Jin, H., Lee, W.S., Eun, S.Y., Jung, J.H., Park, H., Kim, G. ... Kim, H.J. (2014). Morin, a flavonoid from Moraceae, suppresses growth and invasion of the highly metastatic breast cancer cell line MDA-MB‑231 partly through suppression of the Akt pathway. International Journal of Oncology, 45, 1629-1637. https://doi.org/10.3892/ijo.2014.2535
MLA
Jin, H., Lee, W. S., Eun, S. Y., Jung, J. H., Park, H., Kim, G., Choi, Y. H., Ryu, C. H., Jung, J. M., Hong, S. C., Shin, S. C., Kim, H. J."Morin, a flavonoid from Moraceae, suppresses growth and invasion of the highly metastatic breast cancer cell line MDA-MB‑231 partly through suppression of the Akt pathway". International Journal of Oncology 45.4 (2014): 1629-1637.
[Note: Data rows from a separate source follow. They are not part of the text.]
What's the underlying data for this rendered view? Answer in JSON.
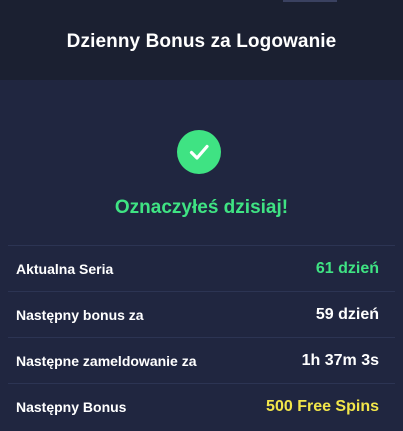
{
  "header": {
    "title": "Dzienny Bonus za Logowanie"
  },
  "status": {
    "icon": "check-icon",
    "text": "Oznaczyłeś dzisiaj!",
    "color": "#3fe383"
  },
  "rows": [
    {
      "label": "Aktualna Seria",
      "value": "61 dzień",
      "color": "#3fe383"
    },
    {
      "label": "Następny bonus za",
      "value": "59 dzień",
      "color": "#ffffff"
    },
    {
      "label": "Następne zameldowanie za",
      "value": "1h 37m 3s",
      "color": "#ffffff"
    },
    {
      "label": "Następny Bonus",
      "value": "500 Free Spins",
      "color": "#f2e64a"
    }
  ]
}
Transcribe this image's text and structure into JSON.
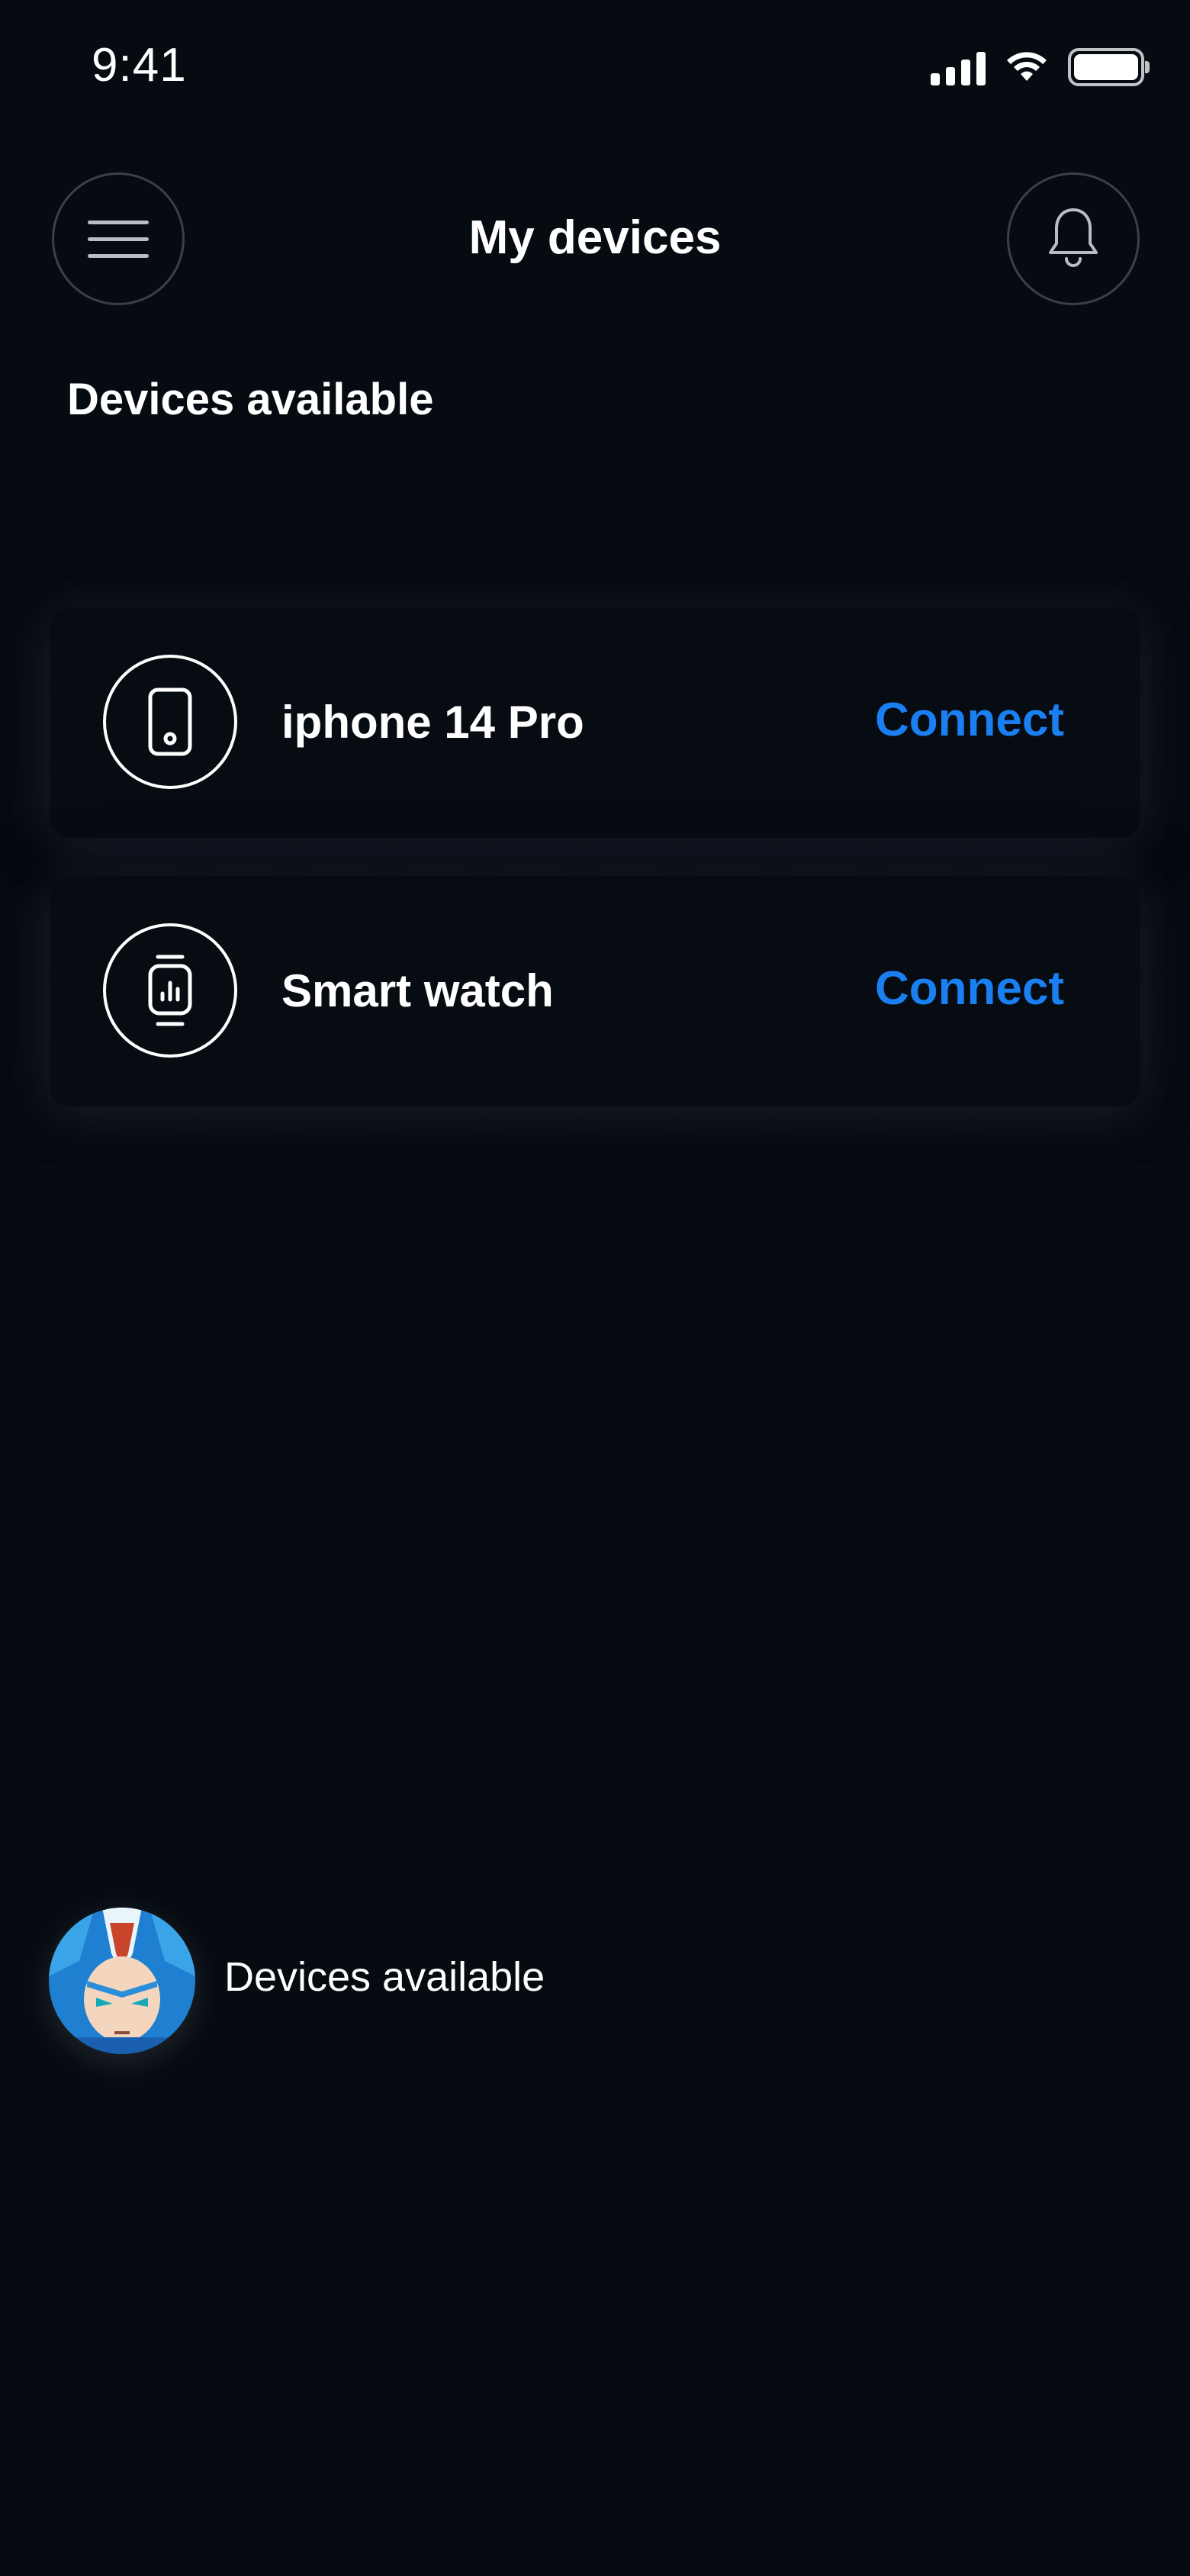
{
  "status_bar": {
    "time": "9:41",
    "icons": [
      "signal-icon",
      "wifi-icon",
      "battery-icon"
    ]
  },
  "header": {
    "title": "My devices",
    "menu_icon": "hamburger-menu-icon",
    "notification_icon": "bell-icon"
  },
  "section": {
    "title": "Devices available"
  },
  "devices": [
    {
      "name": "iphone 14 Pro",
      "icon": "phone-icon",
      "action": "Connect"
    },
    {
      "name": "Smart watch",
      "icon": "smartwatch-icon",
      "action": "Connect"
    }
  ],
  "footer": {
    "avatar": "user-avatar",
    "text": "Devices available"
  },
  "colors": {
    "background": "#060a11",
    "accent": "#1a7ff0",
    "text": "#ffffff",
    "button_border": "#3b3f46"
  }
}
Chicago
Jin, H., Lee, W. S., Eun, S. Y., Jung, J. H., Park, H., Kim, G., Choi, Y. H., Ryu, C. H., Jung, J. M., Hong, S. C., Shin, S. C., Kim, H. J."Morin, a flavonoid from Moraceae, suppresses growth and invasion of the highly metastatic breast cancer cell line MDA-MB‑231 partly through suppression of the Akt pathway". International Journal of Oncology 45, no. 4 (2014): 1629-1637. https://doi.org/10.3892/ijo.2014.2535